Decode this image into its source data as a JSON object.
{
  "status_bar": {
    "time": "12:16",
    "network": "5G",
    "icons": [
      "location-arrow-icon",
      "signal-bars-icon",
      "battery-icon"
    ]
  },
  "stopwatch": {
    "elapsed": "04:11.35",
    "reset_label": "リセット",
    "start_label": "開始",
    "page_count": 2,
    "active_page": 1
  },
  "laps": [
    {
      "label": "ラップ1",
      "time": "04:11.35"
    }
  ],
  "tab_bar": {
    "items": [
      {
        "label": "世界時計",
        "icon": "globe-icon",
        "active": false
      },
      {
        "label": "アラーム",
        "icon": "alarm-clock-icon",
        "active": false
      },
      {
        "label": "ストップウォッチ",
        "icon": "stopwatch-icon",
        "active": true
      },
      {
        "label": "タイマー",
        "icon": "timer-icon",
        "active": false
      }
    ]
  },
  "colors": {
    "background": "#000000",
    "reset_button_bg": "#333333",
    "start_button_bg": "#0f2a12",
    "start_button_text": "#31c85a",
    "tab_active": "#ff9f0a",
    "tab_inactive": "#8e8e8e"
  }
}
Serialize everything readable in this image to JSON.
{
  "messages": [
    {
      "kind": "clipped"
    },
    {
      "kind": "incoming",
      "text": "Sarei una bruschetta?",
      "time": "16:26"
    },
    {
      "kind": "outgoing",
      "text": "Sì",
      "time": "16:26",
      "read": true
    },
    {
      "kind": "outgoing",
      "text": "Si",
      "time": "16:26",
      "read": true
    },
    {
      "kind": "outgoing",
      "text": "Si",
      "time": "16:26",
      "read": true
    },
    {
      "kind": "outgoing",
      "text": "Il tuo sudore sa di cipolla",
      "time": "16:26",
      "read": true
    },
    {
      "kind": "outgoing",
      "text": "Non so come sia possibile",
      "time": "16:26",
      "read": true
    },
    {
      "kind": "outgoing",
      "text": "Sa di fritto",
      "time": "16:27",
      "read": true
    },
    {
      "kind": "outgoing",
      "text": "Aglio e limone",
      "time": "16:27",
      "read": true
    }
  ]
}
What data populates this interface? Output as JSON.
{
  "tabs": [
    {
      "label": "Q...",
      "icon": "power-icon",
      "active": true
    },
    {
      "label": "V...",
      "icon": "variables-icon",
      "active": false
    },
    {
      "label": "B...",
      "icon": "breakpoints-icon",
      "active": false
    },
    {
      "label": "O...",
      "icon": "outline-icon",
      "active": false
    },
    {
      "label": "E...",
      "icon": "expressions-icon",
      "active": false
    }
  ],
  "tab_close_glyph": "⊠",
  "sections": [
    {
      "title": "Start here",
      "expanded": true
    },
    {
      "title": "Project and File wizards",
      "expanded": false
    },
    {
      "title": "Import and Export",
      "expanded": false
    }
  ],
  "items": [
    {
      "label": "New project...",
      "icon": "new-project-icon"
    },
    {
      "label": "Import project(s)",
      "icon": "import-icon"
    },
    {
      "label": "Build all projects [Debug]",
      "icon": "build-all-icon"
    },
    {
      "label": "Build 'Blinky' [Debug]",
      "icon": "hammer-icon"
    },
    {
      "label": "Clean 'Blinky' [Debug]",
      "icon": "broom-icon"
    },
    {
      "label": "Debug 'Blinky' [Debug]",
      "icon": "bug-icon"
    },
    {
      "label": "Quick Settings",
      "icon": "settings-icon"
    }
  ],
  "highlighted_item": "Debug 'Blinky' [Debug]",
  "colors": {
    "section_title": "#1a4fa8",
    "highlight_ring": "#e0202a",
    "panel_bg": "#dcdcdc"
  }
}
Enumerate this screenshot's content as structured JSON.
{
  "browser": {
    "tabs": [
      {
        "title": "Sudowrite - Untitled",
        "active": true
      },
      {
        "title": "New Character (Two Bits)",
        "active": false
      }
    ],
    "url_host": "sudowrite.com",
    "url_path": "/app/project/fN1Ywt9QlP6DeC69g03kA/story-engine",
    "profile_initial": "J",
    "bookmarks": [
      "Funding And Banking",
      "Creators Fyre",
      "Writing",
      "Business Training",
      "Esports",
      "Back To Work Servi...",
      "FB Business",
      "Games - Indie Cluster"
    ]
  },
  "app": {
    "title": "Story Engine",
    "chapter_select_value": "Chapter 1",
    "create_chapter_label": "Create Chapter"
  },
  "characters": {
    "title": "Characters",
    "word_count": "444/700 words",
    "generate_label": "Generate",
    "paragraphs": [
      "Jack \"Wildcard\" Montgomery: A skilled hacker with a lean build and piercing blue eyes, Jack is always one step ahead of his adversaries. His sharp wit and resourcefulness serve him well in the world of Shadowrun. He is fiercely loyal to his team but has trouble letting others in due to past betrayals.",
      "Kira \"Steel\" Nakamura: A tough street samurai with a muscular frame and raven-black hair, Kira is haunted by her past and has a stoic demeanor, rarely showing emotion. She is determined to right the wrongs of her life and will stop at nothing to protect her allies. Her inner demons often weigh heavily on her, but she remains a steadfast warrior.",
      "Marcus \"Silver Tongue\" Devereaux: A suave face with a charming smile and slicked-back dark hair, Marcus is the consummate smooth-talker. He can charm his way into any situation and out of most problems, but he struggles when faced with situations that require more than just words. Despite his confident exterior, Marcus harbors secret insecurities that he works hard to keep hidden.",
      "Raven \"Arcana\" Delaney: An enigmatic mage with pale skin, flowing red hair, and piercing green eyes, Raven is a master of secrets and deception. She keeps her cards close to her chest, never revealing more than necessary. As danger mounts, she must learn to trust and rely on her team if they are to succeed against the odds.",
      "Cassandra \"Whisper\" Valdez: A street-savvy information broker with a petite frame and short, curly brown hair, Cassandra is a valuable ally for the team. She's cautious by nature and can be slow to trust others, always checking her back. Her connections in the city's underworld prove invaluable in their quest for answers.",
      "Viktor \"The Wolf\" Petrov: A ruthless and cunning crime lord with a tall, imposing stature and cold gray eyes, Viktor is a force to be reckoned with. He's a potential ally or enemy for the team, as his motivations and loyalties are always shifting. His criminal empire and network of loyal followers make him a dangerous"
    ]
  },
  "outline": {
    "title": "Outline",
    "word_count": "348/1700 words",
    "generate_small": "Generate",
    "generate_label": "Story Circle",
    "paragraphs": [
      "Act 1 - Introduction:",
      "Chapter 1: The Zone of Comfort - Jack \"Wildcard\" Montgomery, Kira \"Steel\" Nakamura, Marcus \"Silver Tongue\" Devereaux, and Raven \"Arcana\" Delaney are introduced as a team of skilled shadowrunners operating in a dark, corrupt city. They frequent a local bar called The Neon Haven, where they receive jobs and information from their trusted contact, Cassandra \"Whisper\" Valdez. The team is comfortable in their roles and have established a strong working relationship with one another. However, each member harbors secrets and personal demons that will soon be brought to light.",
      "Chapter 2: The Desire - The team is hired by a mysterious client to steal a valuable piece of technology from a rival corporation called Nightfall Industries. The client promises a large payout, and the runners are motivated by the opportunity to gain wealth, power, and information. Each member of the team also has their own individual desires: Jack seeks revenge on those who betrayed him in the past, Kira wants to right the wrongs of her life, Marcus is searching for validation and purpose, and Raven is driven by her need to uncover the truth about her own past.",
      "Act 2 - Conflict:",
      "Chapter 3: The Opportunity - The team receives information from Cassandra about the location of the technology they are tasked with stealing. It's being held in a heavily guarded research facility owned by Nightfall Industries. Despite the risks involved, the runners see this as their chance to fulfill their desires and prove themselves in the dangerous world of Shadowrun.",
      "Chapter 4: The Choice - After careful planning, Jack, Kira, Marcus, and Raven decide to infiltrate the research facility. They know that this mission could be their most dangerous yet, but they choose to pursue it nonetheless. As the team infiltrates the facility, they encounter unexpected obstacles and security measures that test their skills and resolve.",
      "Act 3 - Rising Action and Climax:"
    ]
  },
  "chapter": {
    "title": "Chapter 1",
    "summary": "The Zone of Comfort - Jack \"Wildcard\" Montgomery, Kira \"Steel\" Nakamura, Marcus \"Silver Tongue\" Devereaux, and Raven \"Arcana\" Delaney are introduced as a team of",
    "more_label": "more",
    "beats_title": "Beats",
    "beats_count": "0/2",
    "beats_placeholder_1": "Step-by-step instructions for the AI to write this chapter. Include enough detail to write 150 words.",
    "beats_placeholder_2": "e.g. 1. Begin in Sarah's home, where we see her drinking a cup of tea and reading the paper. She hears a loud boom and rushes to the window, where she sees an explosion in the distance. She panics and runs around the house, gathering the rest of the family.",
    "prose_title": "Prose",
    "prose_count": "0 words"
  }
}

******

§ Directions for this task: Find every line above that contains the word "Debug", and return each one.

§ Task output:
      "label": "Build all projects [Debug]",
      "label": "Build 'Blinky' [Debug]",
      "label": "Clean 'Blinky' [Debug]",
      "label": "Debug 'Blinky' [Debug]",
  "highlighted_item": "Debug 'Blinky' [Debug]",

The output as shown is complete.